┏━━

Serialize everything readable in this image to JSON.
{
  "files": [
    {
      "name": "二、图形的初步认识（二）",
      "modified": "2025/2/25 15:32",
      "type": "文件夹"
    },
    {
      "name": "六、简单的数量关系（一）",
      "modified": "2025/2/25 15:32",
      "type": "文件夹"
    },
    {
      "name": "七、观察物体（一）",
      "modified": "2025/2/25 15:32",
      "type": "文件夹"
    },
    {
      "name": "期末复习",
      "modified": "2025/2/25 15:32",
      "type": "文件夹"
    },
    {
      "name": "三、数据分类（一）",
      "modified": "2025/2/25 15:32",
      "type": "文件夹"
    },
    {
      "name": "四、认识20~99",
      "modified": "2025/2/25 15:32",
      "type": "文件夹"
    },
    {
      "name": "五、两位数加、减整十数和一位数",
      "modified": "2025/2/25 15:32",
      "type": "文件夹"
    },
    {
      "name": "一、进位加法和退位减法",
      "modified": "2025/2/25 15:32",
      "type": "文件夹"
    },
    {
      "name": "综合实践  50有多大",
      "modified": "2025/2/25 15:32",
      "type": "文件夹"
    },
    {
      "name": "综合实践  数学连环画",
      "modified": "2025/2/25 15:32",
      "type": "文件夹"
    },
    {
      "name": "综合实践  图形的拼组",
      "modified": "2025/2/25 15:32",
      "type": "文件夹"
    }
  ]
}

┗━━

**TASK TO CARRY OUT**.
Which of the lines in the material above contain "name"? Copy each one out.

**SOLVED PROBLEM**.
      "name": "二、图形的初步认识（二）",
      "name": "六、简单的数量关系（一）",
      "name": "七、观察物体（一）",
      "name": "期末复习",
      "name": "三、数据分类（一）",
      "name": "四、认识20~99",
      "name": "五、两位数加、减整十数和一位数",
      "name": "一、进位加法和退位减法",
      "name": "综合实践  50有多大",
      "name": "综合实践  数学连环画",
      "name": "综合实践  图形的拼组",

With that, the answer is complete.